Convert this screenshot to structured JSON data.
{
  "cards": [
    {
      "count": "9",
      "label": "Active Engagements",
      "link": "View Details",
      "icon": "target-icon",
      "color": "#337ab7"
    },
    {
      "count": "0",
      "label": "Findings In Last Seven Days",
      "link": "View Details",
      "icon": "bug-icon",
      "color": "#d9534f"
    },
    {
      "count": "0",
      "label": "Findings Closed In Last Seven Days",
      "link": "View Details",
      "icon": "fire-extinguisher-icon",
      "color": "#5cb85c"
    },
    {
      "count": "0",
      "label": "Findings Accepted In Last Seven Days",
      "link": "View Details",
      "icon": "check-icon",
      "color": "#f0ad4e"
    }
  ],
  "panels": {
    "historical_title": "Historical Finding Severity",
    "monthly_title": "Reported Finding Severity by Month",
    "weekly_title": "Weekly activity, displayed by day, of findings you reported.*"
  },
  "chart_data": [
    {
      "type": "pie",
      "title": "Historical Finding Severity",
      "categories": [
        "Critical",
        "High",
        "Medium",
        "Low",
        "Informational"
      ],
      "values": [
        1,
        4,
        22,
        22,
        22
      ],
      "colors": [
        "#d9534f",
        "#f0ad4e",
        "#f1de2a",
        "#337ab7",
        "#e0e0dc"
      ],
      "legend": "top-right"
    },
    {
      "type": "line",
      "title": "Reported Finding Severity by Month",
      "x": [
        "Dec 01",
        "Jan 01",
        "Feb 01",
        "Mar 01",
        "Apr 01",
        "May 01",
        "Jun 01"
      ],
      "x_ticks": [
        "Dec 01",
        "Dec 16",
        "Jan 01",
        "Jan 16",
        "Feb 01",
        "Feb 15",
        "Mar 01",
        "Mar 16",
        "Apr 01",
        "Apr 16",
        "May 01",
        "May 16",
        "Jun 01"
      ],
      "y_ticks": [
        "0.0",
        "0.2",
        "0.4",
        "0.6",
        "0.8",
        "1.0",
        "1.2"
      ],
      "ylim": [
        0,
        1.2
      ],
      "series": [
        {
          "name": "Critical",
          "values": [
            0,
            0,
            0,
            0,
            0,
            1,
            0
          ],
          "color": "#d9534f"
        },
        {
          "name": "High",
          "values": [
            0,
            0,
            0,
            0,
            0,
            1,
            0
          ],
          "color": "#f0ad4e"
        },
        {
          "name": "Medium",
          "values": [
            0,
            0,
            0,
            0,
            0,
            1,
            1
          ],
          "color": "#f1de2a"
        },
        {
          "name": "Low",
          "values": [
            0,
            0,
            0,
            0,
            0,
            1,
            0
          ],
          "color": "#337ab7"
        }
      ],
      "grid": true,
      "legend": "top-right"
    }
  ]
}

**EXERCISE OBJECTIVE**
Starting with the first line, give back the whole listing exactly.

**FINAL ANSWER**
Convert this screenshot to structured JSON data.
{
  "cards": [
    {
      "count": "9",
      "label": "Active Engagements",
      "link": "View Details",
      "icon": "target-icon",
      "color": "#337ab7"
    },
    {
      "count": "0",
      "label": "Findings In Last Seven Days",
      "link": "View Details",
      "icon": "bug-icon",
      "color": "#d9534f"
    },
    {
      "count": "0",
      "label": "Findings Closed In Last Seven Days",
      "link": "View Details",
      "icon": "fire-extinguisher-icon",
      "color": "#5cb85c"
    },
    {
      "count": "0",
      "label": "Findings Accepted In Last Seven Days",
      "link": "View Details",
      "icon": "check-icon",
      "color": "#f0ad4e"
    }
  ],
  "panels": {
    "historical_title": "Historical Finding Severity",
    "monthly_title": "Reported Finding Severity by Month",
    "weekly_title": "Weekly activity, displayed by day, of findings you reported.*"
  },
  "chart_data": [
    {
      "type": "pie",
      "title": "Historical Finding Severity",
      "categories": [
        "Critical",
        "High",
        "Medium",
        "Low",
        "Informational"
      ],
      "values": [
        1,
        4,
        22,
        22,
        22
      ],
      "colors": [
        "#d9534f",
        "#f0ad4e",
        "#f1de2a",
        "#337ab7",
        "#e0e0dc"
      ],
      "legend": "top-right"
    },
    {
      "type": "line",
      "title": "Reported Finding Severity by Month",
      "x": [
        "Dec 01",
        "Jan 01",
        "Feb 01",
        "Mar 01",
        "Apr 01",
        "May 01",
        "Jun 01"
      ],
      "x_ticks": [
        "Dec 01",
        "Dec 16",
        "Jan 01",
        "Jan 16",
        "Feb 01",
        "Feb 15",
        "Mar 01",
        "Mar 16",
        "Apr 01",
        "Apr 16",
        "May 01",
        "May 16",
        "Jun 01"
      ],
      "y_ticks": [
        "0.0",
        "0.2",
        "0.4",
        "0.6",
        "0.8",
        "1.0",
        "1.2"
      ],
      "ylim": [
        0,
        1.2
      ],
      "series": [
        {
          "name": "Critical",
          "values": [
            0,
            0,
            0,
            0,
            0,
            1,
            0
          ],
          "color": "#d9534f"
        },
        {
          "name": "High",
          "values": [
            0,
            0,
            0,
            0,
            0,
            1,
            0
          ],
          "color": "#f0ad4e"
        },
        {
          "name": "Medium",
          "values": [
            0,
            0,
            0,
            0,
            0,
            1,
            1
          ],
          "color": "#f1de2a"
        },
        {
          "name": "Low",
          "values": [
            0,
            0,
            0,
            0,
            0,
            1,
            0
          ],
          "color": "#337ab7"
        }
      ],
      "grid": true,
      "legend": "top-right"
    }
  ]
}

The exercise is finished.